TASK REQUIREMENTS: Every line of the records that holds the word "JSON" should be copied.

DATA SUPPLIED:
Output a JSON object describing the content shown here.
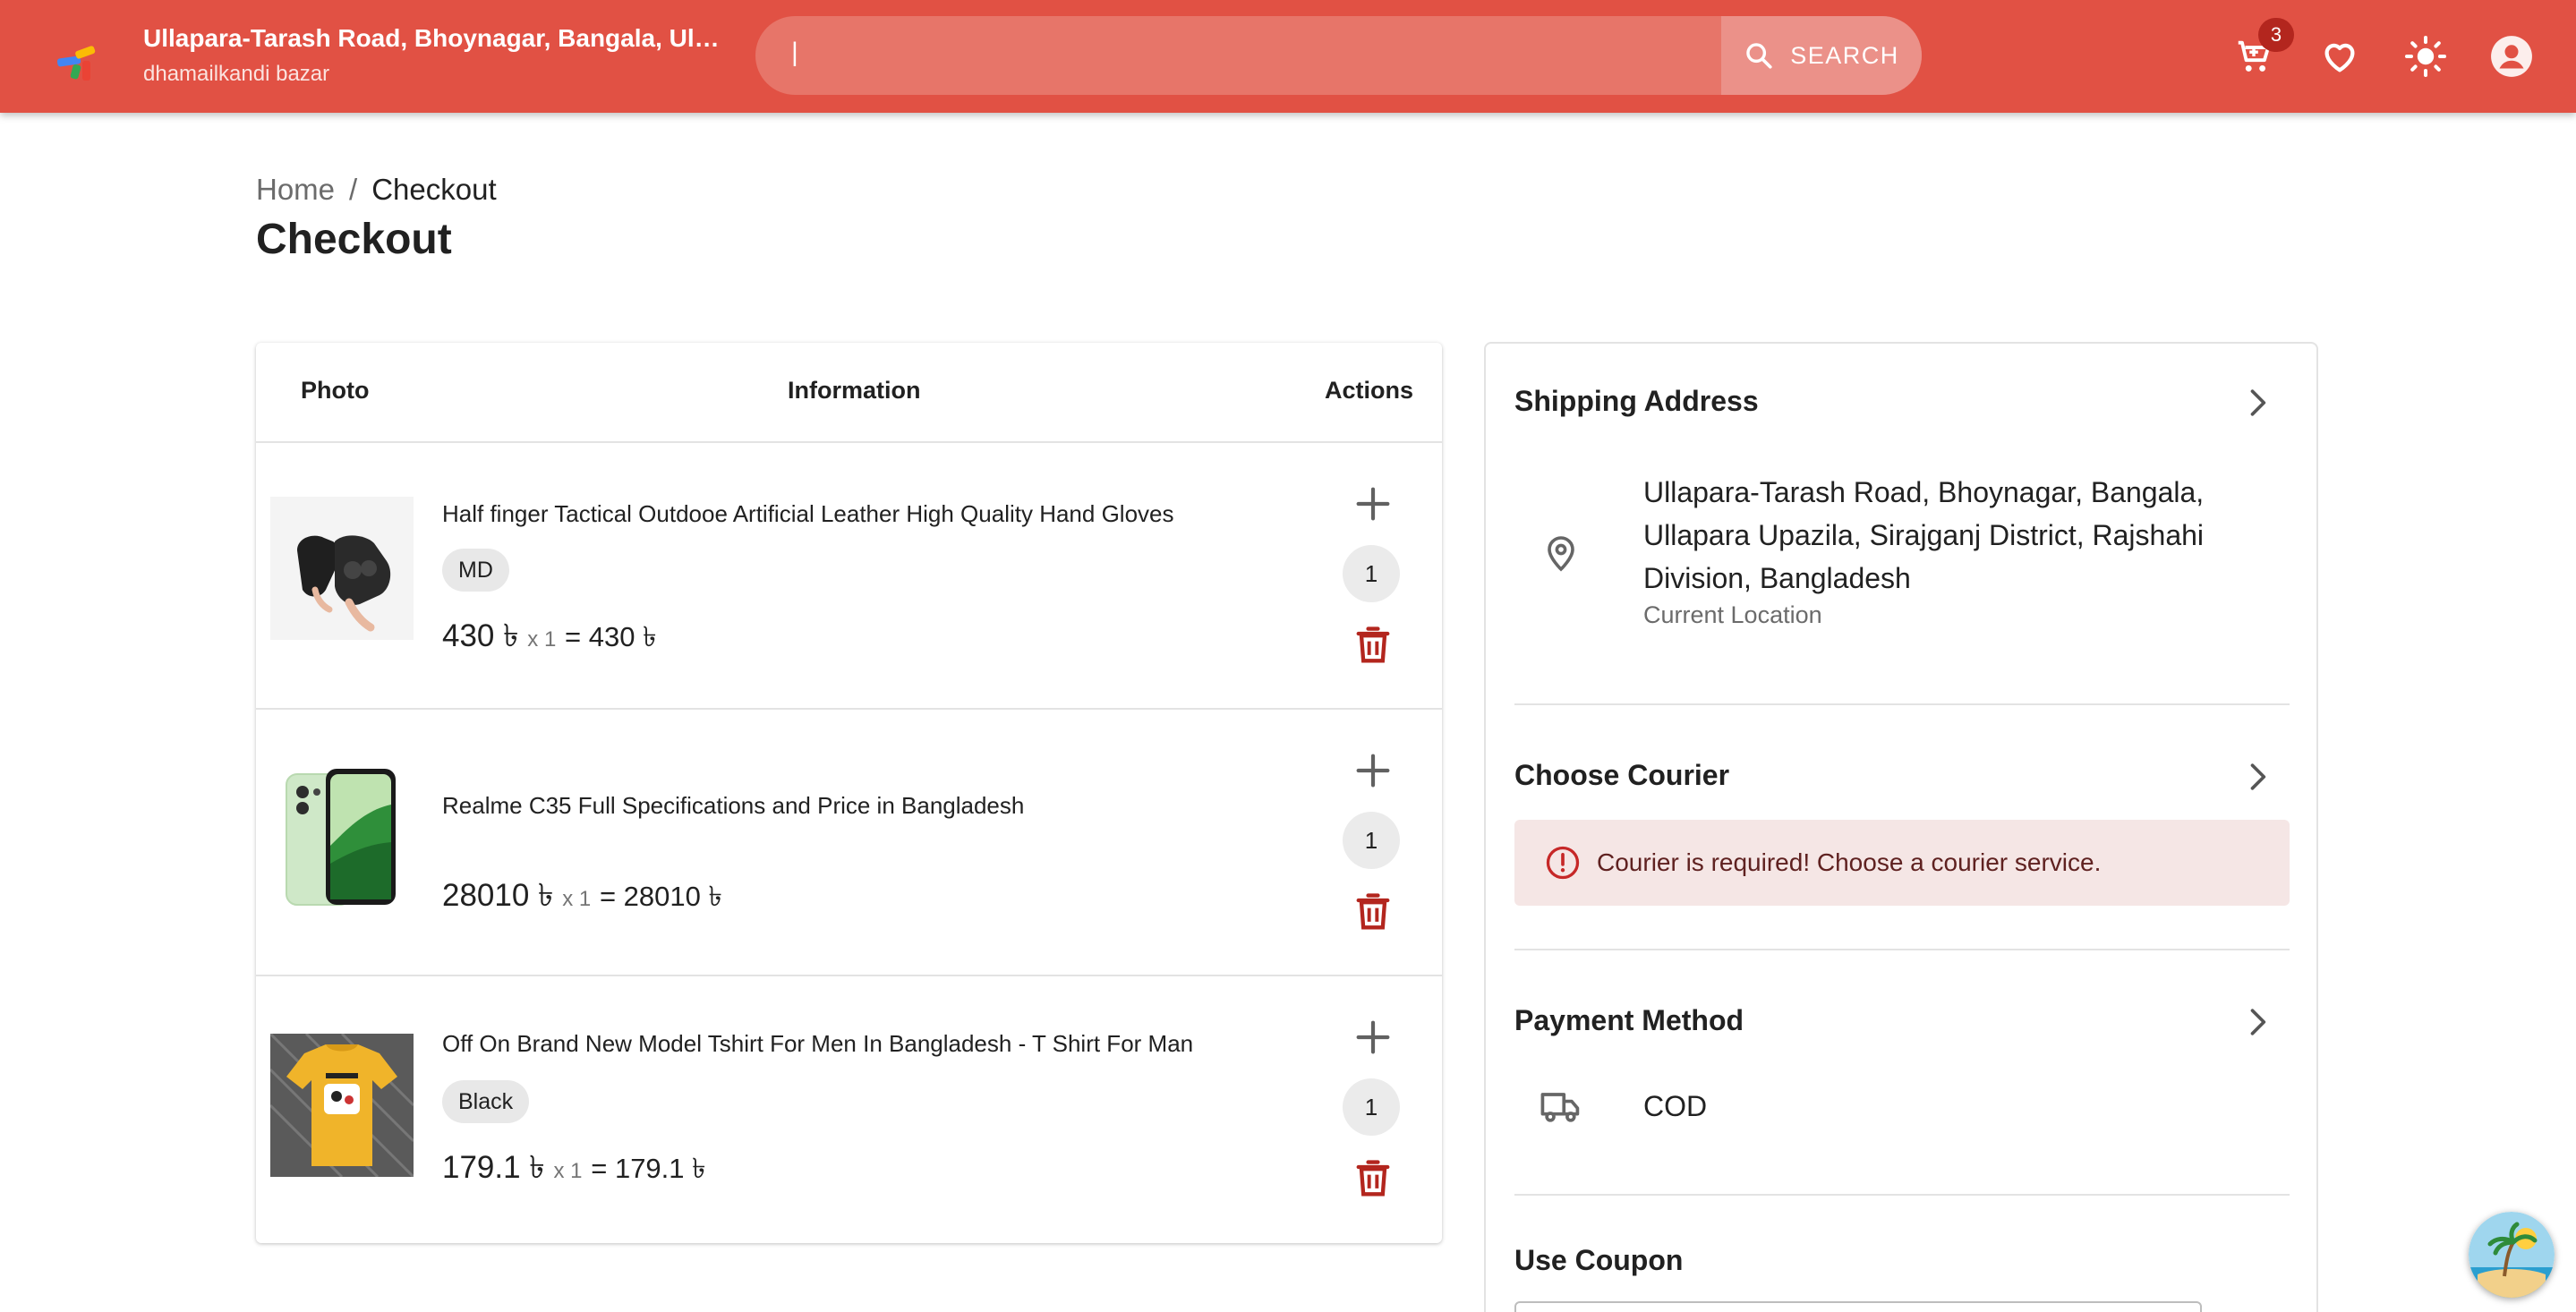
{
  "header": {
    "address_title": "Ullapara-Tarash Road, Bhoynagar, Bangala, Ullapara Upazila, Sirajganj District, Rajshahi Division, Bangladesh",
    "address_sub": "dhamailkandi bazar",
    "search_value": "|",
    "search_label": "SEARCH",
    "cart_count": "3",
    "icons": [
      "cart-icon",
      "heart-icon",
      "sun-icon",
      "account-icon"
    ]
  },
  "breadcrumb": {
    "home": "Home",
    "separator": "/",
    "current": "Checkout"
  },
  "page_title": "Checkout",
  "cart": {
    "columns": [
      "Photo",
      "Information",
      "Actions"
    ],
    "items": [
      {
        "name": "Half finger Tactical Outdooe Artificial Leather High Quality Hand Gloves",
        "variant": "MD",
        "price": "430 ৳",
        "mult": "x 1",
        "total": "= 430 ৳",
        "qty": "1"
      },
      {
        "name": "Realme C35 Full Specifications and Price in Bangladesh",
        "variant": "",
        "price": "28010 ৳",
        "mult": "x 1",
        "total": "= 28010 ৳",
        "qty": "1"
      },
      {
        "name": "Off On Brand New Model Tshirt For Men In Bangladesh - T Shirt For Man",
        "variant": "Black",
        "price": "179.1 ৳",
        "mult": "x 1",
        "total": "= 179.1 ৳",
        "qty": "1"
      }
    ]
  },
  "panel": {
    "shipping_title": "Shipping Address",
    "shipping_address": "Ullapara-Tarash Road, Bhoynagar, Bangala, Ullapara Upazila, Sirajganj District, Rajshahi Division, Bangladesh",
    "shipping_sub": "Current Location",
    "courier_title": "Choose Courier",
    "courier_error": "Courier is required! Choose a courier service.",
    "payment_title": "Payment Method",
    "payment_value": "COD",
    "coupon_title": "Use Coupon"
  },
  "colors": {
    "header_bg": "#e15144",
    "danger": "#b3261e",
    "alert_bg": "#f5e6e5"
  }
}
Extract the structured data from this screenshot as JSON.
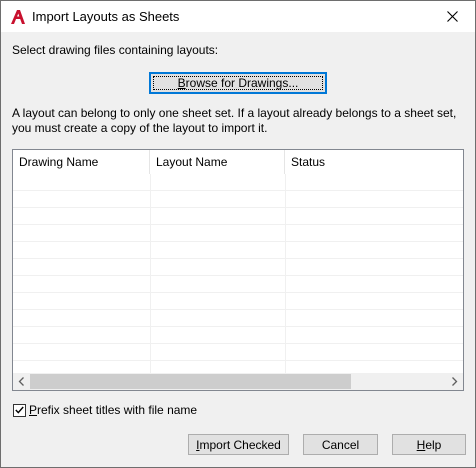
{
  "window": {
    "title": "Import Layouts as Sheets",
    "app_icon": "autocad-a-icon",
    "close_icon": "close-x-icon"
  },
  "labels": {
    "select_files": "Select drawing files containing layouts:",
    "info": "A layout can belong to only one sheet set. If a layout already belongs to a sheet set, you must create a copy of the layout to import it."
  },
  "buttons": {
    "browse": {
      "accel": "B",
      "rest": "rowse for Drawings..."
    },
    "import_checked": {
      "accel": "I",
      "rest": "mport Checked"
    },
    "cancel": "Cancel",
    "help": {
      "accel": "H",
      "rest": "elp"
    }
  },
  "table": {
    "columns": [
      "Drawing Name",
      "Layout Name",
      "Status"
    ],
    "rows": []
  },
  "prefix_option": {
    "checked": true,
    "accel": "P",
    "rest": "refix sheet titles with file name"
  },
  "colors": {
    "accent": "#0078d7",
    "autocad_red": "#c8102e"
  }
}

RESPONSE FOR THIS EXERCISE:
Output a JSON object describing the content shown here.
Extract the structured data from this screenshot as JSON.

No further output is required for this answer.